Sheridan was the first GM division conceived from within the corporation, all the other brands up to that point being outside acquisitions. Two models were planned, a four (above) and a V8. But in 1920, just as the vehicle was nearing production, chairman Billy Durant, the champion of the project, was ousted from the company for the second time. GM management saw no potential in Sheridan and was pleased to sell off both the car and its Muncie, Indiana plant to Durant’s new enterprise, Durant Motors.
Durant’s plans for Sheridan included installing his son Cliff Durant as president and WWI flying ace and Indy 500 veteran Eddie Rickenbacker as sales manager. Cliff, a wannabe race driver, was by all accounts a drunk and a rake, and Durant senior hoped the war hero might serve as a driving instructor and life coach. However, the relationship soured as quickly as Sheridan sales. The brand was discontinued in September 1921 and Rickenbacker departed. But not empty handed. The beautiful Adelaide Frost Durant, Cliff’s ex-wife, became Mrs. Eddie Rickenbacker.
Beginning in 1968, General Motors South Africa could boast its very own car brand, the Ranger. Assembled in Port Elizabeth, the Ranger was marketed behind the slogan, “South Africa’s own car” and sported a springbok (a local gazelle that can run 60 mph) as its mascot.
Based on the Opel Rekord with a medley of Opel, Vauxhall, and Holden components, the Ranger was available in sedan, wagon, and coupe versions. The 1971 SS shown here used a 153 CID pushrod four from the American Chevy II—the engine that later became known as the Iron Duke. From 1970 to 1975, an Opel Rekord with Ranger badging was also built in Belgium and sold in selected European markets.
Cartercar was another charter member of the GM product line in 1909, reportedly obtained for the rights to its novel friction-drive transmission. As illustrated above, torque was transmitted through a pair of discs at 90 degrees to each other, with the driven disc sliding radially on the drive disc to alter the effective ratio. Sure.
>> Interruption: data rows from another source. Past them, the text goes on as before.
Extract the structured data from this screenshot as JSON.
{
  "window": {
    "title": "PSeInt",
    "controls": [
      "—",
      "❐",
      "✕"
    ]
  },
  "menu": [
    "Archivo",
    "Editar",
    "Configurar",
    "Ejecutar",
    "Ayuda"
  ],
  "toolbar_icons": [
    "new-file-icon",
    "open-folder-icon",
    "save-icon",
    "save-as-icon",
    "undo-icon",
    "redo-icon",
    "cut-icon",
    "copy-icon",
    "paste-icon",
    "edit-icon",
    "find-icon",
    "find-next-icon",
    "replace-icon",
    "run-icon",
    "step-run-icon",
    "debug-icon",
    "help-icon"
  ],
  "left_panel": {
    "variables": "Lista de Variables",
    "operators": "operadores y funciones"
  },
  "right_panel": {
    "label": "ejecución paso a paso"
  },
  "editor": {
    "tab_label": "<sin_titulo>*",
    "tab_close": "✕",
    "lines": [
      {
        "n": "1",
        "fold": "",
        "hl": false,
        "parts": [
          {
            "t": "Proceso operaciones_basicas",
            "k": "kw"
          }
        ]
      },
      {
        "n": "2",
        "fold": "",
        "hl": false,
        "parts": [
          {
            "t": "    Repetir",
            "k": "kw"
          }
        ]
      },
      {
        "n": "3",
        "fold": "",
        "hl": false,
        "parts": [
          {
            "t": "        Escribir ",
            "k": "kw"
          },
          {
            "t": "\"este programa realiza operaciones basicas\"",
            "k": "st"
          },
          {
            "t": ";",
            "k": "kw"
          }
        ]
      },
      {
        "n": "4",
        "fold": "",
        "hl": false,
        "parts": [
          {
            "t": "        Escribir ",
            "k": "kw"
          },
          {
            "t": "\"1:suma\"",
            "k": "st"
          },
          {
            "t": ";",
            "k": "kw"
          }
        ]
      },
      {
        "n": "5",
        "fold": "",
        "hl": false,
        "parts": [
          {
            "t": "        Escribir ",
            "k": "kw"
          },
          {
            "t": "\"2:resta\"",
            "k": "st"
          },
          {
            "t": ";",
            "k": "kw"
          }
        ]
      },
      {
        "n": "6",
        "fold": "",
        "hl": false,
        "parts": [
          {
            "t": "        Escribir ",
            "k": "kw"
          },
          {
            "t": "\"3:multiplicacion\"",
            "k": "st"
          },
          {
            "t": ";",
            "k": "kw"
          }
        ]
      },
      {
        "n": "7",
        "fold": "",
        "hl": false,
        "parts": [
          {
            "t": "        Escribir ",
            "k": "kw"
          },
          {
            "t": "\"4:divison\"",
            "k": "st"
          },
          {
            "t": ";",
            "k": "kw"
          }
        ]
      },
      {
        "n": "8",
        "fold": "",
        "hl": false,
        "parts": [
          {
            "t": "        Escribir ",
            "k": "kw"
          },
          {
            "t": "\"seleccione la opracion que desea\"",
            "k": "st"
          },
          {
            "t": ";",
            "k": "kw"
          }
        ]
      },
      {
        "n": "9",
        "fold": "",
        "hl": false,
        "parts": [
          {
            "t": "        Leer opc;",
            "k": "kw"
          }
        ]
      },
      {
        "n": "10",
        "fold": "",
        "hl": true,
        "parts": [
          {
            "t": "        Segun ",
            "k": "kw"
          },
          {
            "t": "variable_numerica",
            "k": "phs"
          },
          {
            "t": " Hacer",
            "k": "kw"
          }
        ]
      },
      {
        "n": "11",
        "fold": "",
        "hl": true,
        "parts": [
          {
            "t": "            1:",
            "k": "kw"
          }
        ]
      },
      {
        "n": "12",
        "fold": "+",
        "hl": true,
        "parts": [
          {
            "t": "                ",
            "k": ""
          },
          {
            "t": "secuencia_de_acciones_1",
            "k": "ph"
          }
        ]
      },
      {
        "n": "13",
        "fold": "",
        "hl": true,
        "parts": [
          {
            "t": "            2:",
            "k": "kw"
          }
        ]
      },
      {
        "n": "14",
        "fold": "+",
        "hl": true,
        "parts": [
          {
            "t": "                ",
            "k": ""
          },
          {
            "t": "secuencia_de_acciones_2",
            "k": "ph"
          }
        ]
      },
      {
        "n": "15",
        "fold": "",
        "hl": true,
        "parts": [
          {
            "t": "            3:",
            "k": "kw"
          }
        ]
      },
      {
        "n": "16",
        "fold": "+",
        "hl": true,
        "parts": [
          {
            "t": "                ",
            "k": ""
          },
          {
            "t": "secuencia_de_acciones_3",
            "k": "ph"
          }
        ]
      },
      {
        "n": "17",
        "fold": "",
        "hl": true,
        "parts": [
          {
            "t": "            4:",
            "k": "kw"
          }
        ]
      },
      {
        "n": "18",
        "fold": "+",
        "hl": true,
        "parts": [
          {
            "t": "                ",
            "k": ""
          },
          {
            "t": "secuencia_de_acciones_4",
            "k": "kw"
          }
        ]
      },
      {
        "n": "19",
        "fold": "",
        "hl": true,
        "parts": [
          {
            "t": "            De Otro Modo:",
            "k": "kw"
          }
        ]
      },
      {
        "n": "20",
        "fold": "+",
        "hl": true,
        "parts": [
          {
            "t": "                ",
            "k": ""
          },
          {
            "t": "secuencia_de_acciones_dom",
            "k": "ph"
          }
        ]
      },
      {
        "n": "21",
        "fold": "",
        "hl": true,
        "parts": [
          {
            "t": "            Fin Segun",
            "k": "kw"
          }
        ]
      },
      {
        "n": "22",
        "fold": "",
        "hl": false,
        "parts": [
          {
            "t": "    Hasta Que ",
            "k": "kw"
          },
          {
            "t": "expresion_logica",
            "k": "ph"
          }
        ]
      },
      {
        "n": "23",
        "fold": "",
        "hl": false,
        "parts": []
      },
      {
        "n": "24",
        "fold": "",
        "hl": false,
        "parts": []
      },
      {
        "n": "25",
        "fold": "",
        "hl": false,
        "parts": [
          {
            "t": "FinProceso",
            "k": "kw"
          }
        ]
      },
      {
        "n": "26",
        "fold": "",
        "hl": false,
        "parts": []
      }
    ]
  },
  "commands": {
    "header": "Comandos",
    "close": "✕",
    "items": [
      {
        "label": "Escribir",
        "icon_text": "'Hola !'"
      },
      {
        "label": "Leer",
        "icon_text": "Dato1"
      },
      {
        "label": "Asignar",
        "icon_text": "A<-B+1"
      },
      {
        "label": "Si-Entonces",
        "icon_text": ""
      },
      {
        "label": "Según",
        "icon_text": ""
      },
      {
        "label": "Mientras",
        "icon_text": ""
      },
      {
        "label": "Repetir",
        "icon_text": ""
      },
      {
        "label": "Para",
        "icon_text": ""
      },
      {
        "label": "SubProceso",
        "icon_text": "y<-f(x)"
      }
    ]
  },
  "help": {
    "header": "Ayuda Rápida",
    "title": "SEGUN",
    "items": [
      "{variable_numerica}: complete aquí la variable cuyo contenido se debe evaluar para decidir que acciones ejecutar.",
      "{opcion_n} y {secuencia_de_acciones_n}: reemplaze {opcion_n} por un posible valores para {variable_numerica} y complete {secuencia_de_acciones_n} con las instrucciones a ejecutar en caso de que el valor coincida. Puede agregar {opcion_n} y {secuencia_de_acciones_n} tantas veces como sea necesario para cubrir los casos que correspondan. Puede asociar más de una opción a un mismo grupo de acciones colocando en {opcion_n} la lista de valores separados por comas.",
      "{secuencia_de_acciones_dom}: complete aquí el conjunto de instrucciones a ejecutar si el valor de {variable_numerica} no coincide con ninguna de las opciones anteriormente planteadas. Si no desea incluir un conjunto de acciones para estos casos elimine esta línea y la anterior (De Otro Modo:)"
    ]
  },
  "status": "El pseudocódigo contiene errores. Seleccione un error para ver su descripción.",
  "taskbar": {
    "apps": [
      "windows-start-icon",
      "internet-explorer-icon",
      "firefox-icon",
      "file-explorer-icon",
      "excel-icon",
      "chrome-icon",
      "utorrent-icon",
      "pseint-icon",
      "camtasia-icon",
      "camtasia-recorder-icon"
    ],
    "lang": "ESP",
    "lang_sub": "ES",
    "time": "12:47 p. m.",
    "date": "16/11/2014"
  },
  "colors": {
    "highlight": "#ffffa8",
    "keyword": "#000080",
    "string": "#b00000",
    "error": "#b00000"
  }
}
The company’s unintentionally wry slogan was “It’s hard to improve a Cartercar.” GM threw in the towel in 1915 and the Flint factory was converted to Oakland production.
Cartercar is most remembered today for its founder-namesake, Byron Carter, who died in April 1908 from injuries sustained while attempting to hand-crank an automobile. In GM folklore, it was his death that motivated the invention of the electric starter by Charles Kettering at the behest of Cadillac manager Henry Leland.
In 1971, Holden and GM Australia launched the luxury Statesman marque as a separate, stand-alone division, but using Holden components and sharing the Holden dealer network. The setup was similar to that employed by Ford with the Lincoln and Continental divisions in the 1950s, or Chrysler and Imperial at around the same time.
Statesman remained a separate but parallel division through five design generations, including the 1980-84 WB series shown here, which sports a stretched Holden platform with a 114-inch wheelbase and Holden’s own 308 CID V8. The Statesman label was dropped after 1984, but reappeared as a Holden model designation in 1990. In 2010 the Statesman name was retired, and Holden’s luxury models now wear Caprice badges.
1930 Viking Touring Sedan